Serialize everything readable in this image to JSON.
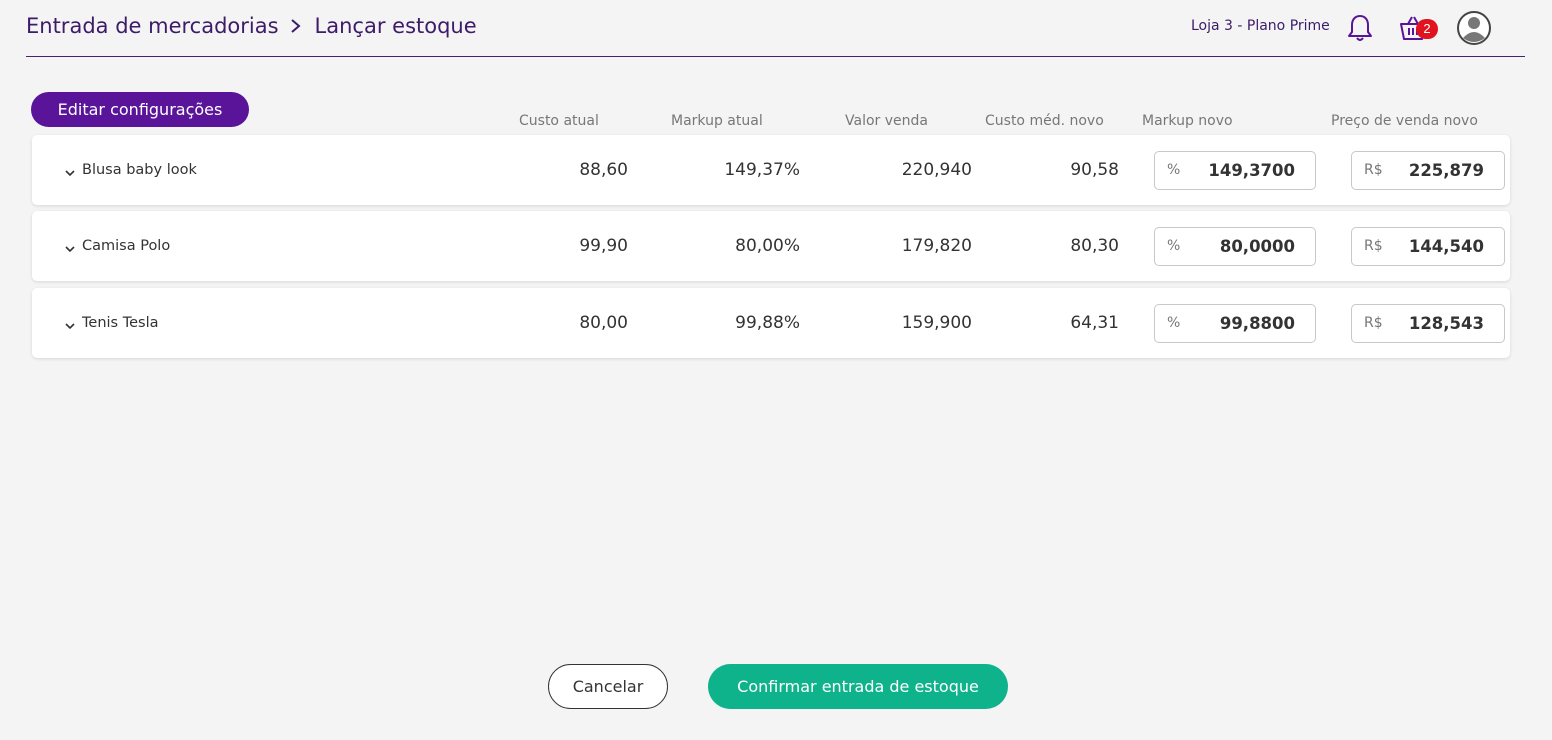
{
  "header": {
    "breadcrumb": [
      "Entrada de mercadorias",
      "Lançar estoque"
    ],
    "store": "Loja 3 - Plano Prime",
    "cart_count": "2",
    "icons": [
      "bell-icon",
      "basket-icon",
      "avatar-icon"
    ]
  },
  "toolbar": {
    "edit_label": "Editar configurações"
  },
  "columns": [
    "Custo atual",
    "Markup atual",
    "Valor venda",
    "Custo méd. novo",
    "Markup novo",
    "Preço de venda novo"
  ],
  "rows": [
    {
      "name": "Blusa baby look",
      "custo_atual": "88,60",
      "markup_atual": "149,37%",
      "valor_venda": "220,940",
      "custo_medio_novo": "90,58",
      "markup_prefix": "%",
      "markup_novo": "149,3700",
      "preco_prefix": "R$",
      "preco_novo": "225,879"
    },
    {
      "name": "Camisa Polo",
      "custo_atual": "99,90",
      "markup_atual": "80,00%",
      "valor_venda": "179,820",
      "custo_medio_novo": "80,30",
      "markup_prefix": "%",
      "markup_novo": "80,0000",
      "preco_prefix": "R$",
      "preco_novo": "144,540"
    },
    {
      "name": "Tenis Tesla",
      "custo_atual": "80,00",
      "markup_atual": "99,88%",
      "valor_venda": "159,900",
      "custo_medio_novo": "64,31",
      "markup_prefix": "%",
      "markup_novo": "99,8800",
      "preco_prefix": "R$",
      "preco_novo": "128,543"
    }
  ],
  "footer": {
    "cancel_label": "Cancelar",
    "confirm_label": "Confirmar entrada de estoque"
  },
  "colors": {
    "primary": "#5a149a",
    "header_text": "#3d1b68",
    "confirm": "#0fb38b",
    "badge": "#e0131f"
  }
}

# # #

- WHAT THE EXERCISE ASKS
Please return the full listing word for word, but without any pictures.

- ANSWER SECTION
Serialize everything readable in this image to JSON.
{
  "header": {
    "breadcrumb": [
      "Entrada de mercadorias",
      "Lançar estoque"
    ],
    "store": "Loja 3 - Plano Prime",
    "cart_count": "2",
    "icons": [
      "bell-icon",
      "basket-icon",
      "avatar-icon"
    ]
  },
  "toolbar": {
    "edit_label": "Editar configurações"
  },
  "columns": [
    "Custo atual",
    "Markup atual",
    "Valor venda",
    "Custo méd. novo",
    "Markup novo",
    "Preço de venda novo"
  ],
  "rows": [
    {
      "name": "Blusa baby look",
      "custo_atual": "88,60",
      "markup_atual": "149,37%",
      "valor_venda": "220,940",
      "custo_medio_novo": "90,58",
      "markup_prefix": "%",
      "markup_novo": "149,3700",
      "preco_prefix": "R$",
      "preco_novo": "225,879"
    },
    {
      "name": "Camisa Polo",
      "custo_atual": "99,90",
      "markup_atual": "80,00%",
      "valor_venda": "179,820",
      "custo_medio_novo": "80,30",
      "markup_prefix": "%",
      "markup_novo": "80,0000",
      "preco_prefix": "R$",
      "preco_novo": "144,540"
    },
    {
      "name": "Tenis Tesla",
      "custo_atual": "80,00",
      "markup_atual": "99,88%",
      "valor_venda": "159,900",
      "custo_medio_novo": "64,31",
      "markup_prefix": "%",
      "markup_novo": "99,8800",
      "preco_prefix": "R$",
      "preco_novo": "128,543"
    }
  ],
  "footer": {
    "cancel_label": "Cancelar",
    "confirm_label": "Confirmar entrada de estoque"
  },
  "colors": {
    "primary": "#5a149a",
    "header_text": "#3d1b68",
    "confirm": "#0fb38b",
    "badge": "#e0131f"
  }
}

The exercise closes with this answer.